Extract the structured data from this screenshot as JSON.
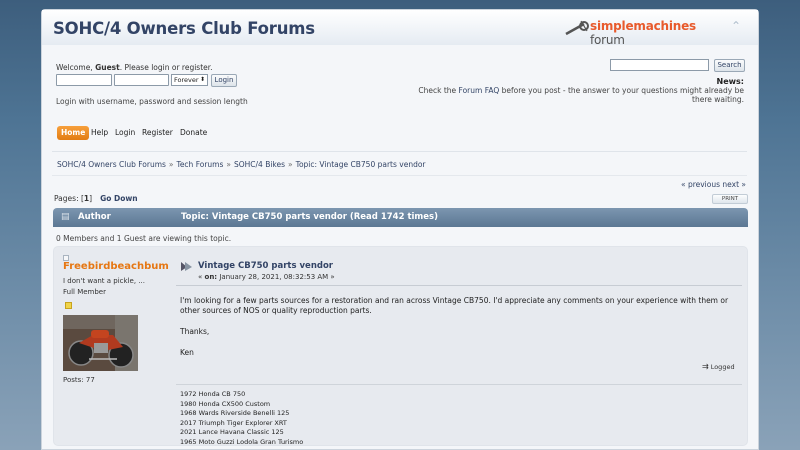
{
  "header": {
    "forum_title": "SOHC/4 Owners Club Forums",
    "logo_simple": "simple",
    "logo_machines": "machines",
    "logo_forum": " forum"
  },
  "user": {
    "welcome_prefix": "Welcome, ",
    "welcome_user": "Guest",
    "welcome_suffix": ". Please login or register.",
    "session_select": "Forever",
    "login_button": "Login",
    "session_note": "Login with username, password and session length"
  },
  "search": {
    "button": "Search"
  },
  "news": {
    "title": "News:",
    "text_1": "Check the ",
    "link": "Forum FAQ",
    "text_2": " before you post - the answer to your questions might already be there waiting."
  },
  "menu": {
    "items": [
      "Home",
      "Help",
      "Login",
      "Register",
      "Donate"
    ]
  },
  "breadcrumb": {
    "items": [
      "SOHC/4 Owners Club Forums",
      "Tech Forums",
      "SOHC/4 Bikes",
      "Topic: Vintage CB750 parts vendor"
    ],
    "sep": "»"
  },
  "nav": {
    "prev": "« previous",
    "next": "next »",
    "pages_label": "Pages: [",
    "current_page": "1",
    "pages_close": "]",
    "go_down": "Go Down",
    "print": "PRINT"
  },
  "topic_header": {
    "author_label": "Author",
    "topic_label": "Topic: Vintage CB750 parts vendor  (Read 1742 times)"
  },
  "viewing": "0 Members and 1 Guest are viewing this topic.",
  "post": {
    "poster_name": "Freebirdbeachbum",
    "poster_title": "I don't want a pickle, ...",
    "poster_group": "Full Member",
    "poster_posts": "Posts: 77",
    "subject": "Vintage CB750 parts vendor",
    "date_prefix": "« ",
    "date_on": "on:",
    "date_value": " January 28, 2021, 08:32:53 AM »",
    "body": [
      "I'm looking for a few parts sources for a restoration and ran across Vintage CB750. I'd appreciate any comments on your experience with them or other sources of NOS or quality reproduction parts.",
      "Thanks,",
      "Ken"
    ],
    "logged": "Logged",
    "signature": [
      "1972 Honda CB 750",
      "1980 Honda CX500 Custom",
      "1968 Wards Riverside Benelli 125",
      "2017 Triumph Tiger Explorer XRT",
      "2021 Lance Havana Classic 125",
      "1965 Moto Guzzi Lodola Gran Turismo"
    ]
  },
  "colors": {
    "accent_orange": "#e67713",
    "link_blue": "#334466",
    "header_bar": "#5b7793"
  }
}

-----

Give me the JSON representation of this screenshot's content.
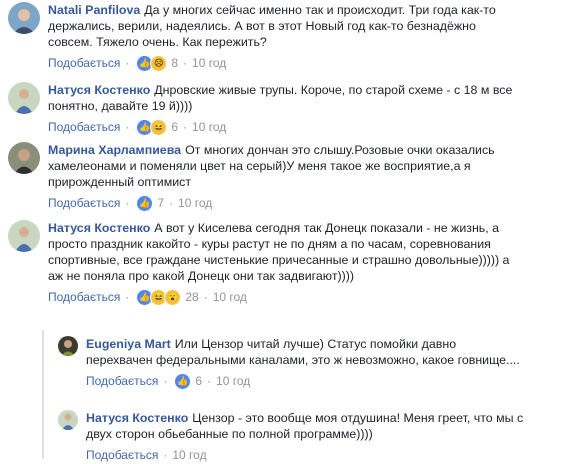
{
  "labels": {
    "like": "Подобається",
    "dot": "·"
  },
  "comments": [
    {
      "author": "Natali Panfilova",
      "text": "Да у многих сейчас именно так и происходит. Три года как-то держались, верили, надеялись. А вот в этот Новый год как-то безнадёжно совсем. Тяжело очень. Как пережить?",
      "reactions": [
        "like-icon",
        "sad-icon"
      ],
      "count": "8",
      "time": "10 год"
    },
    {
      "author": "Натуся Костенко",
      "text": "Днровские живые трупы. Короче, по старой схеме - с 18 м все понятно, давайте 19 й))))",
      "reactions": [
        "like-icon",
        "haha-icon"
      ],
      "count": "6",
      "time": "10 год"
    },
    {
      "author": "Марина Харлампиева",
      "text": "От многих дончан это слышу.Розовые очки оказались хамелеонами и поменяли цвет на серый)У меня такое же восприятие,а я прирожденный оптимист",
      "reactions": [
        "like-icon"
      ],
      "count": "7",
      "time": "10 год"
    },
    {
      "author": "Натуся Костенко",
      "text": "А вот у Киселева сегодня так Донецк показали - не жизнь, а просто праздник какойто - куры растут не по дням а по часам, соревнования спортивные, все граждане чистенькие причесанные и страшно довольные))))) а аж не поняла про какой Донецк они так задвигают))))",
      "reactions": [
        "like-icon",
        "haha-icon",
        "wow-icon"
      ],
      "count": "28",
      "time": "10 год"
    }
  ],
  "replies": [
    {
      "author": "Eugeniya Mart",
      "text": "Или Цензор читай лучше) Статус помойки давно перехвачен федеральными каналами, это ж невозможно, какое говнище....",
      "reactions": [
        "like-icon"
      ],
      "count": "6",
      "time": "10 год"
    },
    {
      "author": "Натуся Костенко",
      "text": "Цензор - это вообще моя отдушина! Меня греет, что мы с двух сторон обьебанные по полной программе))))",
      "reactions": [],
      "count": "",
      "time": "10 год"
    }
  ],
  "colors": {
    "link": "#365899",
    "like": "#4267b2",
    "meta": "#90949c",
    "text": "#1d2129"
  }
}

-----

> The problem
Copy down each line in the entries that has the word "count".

> Written solution
      "count": "8",
      "count": "6",
      "count": "7",
      "count": "28",
      "count": "6",
      "count": "",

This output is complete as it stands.